==== Data for analysis ====

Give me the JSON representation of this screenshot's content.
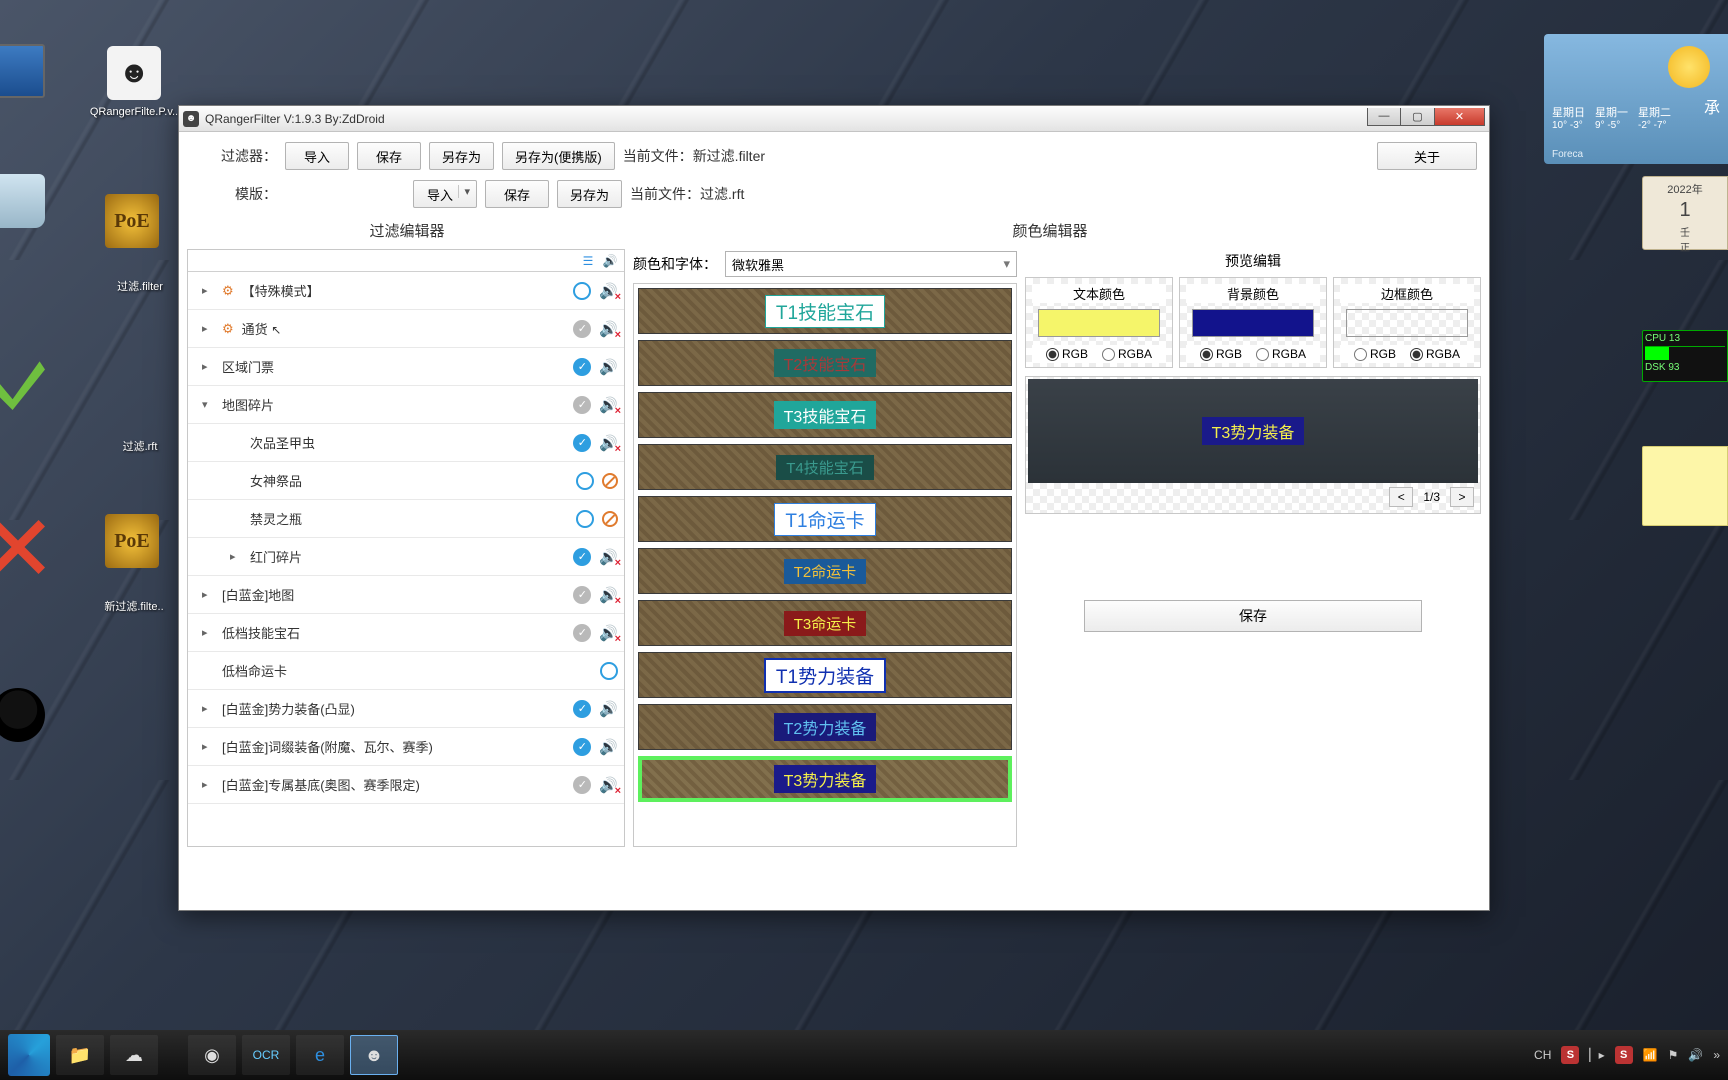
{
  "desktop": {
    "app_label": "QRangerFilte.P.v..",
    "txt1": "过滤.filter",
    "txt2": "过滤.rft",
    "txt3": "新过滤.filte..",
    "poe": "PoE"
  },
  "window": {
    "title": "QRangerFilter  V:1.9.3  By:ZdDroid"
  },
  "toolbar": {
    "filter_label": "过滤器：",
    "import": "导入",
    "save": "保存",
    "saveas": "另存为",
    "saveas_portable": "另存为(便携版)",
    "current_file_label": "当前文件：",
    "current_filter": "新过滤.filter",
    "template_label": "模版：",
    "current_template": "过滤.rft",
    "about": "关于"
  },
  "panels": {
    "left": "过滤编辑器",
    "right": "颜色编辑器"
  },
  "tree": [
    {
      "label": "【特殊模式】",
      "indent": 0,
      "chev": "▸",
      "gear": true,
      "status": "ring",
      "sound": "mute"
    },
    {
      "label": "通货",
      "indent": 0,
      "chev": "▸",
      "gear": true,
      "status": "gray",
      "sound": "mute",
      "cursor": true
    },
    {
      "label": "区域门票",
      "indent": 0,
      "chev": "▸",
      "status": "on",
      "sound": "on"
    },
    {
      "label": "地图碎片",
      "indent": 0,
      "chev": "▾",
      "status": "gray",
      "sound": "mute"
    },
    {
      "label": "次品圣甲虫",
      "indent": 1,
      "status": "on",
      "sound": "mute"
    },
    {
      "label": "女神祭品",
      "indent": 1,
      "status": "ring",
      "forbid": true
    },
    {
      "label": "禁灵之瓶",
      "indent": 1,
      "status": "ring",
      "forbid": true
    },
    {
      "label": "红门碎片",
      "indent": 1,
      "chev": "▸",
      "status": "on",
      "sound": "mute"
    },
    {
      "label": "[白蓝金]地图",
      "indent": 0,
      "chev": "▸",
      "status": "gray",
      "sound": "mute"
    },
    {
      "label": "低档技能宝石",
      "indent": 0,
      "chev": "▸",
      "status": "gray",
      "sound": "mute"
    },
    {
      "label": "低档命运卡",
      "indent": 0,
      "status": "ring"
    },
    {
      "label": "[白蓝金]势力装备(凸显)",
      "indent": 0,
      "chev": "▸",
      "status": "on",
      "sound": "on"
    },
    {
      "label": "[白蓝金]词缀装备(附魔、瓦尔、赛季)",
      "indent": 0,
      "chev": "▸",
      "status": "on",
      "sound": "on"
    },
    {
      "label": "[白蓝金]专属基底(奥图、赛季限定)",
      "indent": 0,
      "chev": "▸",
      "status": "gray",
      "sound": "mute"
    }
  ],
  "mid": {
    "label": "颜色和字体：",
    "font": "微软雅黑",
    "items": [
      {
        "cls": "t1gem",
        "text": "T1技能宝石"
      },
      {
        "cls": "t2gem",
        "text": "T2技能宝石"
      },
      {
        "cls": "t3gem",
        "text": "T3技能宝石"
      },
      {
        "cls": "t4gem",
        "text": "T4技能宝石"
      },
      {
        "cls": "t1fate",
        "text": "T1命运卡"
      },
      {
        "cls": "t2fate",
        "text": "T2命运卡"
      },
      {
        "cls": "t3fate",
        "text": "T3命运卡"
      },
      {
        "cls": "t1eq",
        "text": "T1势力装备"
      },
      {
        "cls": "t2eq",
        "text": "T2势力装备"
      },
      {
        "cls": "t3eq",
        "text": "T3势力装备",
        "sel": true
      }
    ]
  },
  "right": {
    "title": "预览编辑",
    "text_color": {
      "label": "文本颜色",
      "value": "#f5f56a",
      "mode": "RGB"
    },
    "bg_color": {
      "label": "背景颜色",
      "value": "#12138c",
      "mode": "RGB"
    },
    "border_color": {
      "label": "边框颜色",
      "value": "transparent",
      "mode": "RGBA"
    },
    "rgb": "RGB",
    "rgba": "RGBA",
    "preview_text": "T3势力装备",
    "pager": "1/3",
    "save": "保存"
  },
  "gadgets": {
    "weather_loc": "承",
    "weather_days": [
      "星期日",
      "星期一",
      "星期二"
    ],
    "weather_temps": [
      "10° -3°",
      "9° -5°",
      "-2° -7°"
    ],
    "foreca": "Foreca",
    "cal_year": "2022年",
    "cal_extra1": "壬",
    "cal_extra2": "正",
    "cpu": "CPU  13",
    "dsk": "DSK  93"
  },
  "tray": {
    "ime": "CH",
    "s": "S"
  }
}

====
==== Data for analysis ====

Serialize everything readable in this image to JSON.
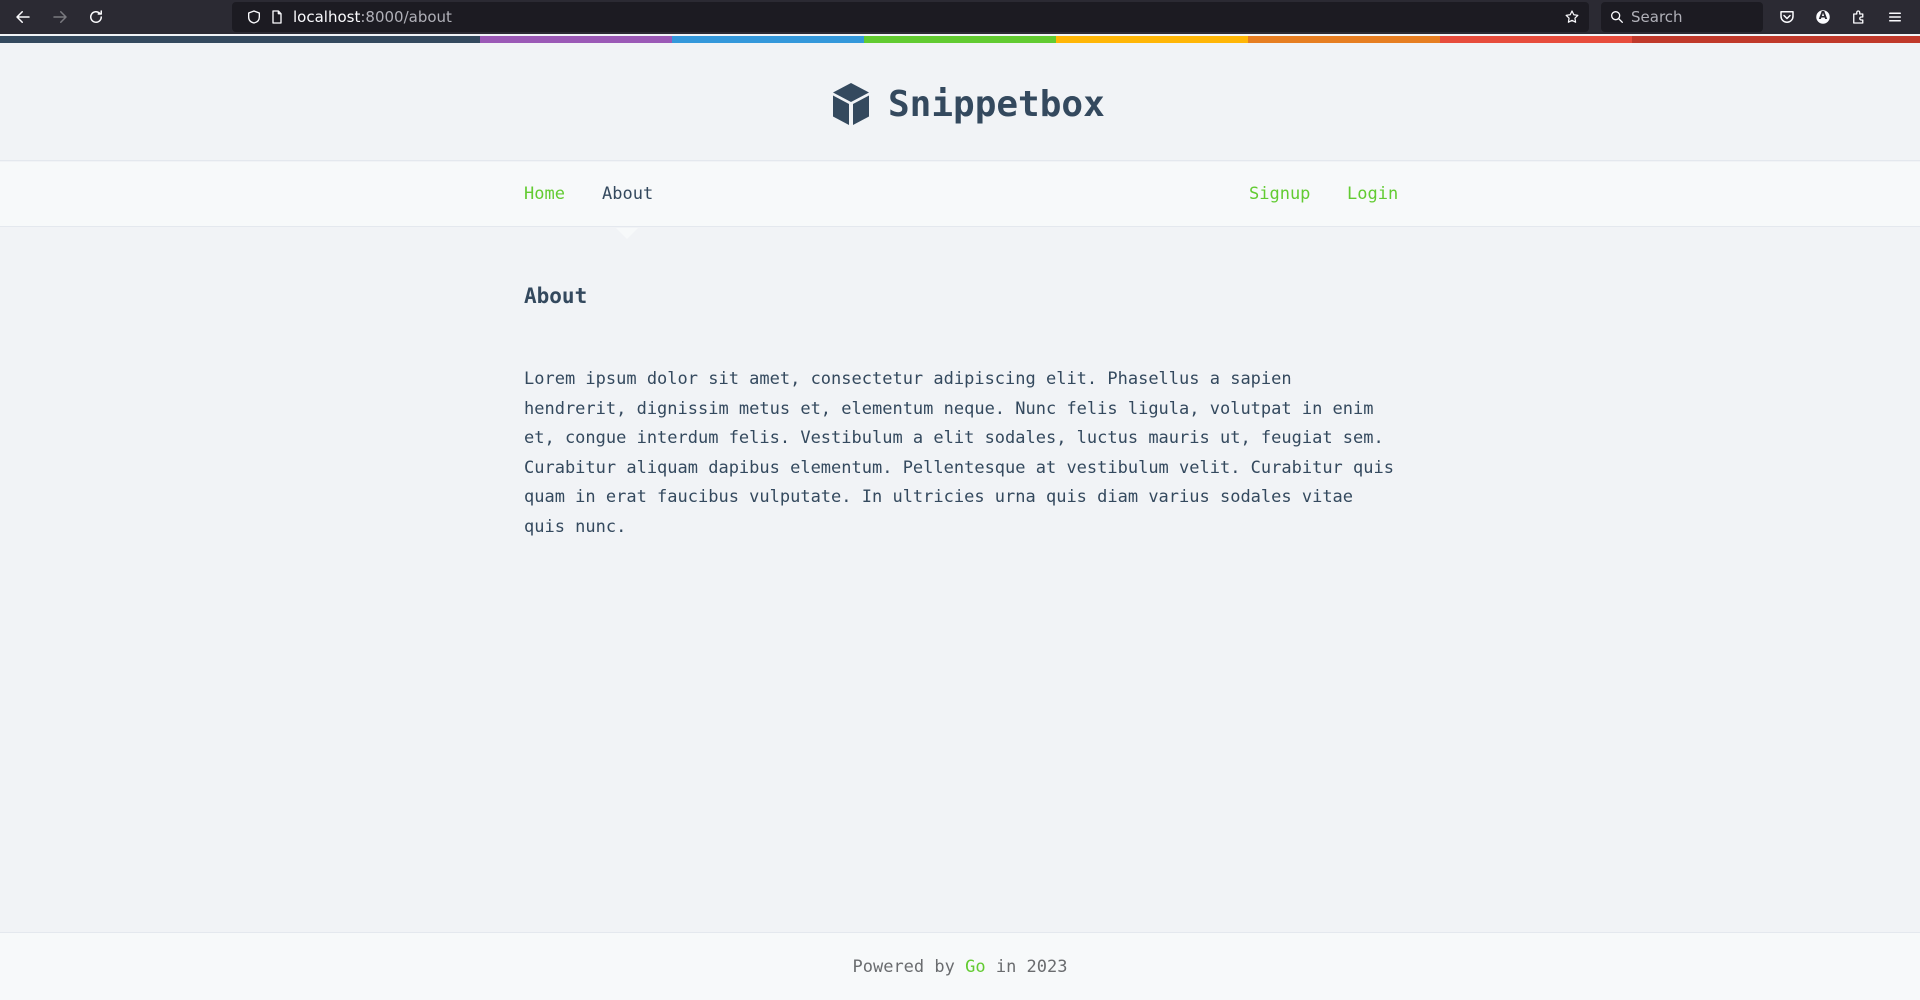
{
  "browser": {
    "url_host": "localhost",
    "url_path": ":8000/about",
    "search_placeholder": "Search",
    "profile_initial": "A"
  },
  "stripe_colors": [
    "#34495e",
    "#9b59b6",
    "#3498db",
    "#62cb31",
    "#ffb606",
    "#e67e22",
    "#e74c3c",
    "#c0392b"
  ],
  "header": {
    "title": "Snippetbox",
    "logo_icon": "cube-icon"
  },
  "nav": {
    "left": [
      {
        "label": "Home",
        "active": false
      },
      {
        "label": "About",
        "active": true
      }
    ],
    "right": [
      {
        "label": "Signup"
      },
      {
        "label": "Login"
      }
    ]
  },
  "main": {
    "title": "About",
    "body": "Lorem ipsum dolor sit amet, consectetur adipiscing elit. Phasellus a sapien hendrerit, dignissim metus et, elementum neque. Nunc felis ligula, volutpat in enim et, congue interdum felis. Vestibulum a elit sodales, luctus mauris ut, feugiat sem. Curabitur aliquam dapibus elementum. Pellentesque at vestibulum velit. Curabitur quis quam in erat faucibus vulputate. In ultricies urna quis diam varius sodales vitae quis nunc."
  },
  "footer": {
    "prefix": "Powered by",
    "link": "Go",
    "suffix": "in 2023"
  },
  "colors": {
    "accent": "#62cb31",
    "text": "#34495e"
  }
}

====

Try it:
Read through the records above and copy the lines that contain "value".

Exercise result:
      "value": "#f5f56a",
      "value": "#12138c",
      "value": "transparent",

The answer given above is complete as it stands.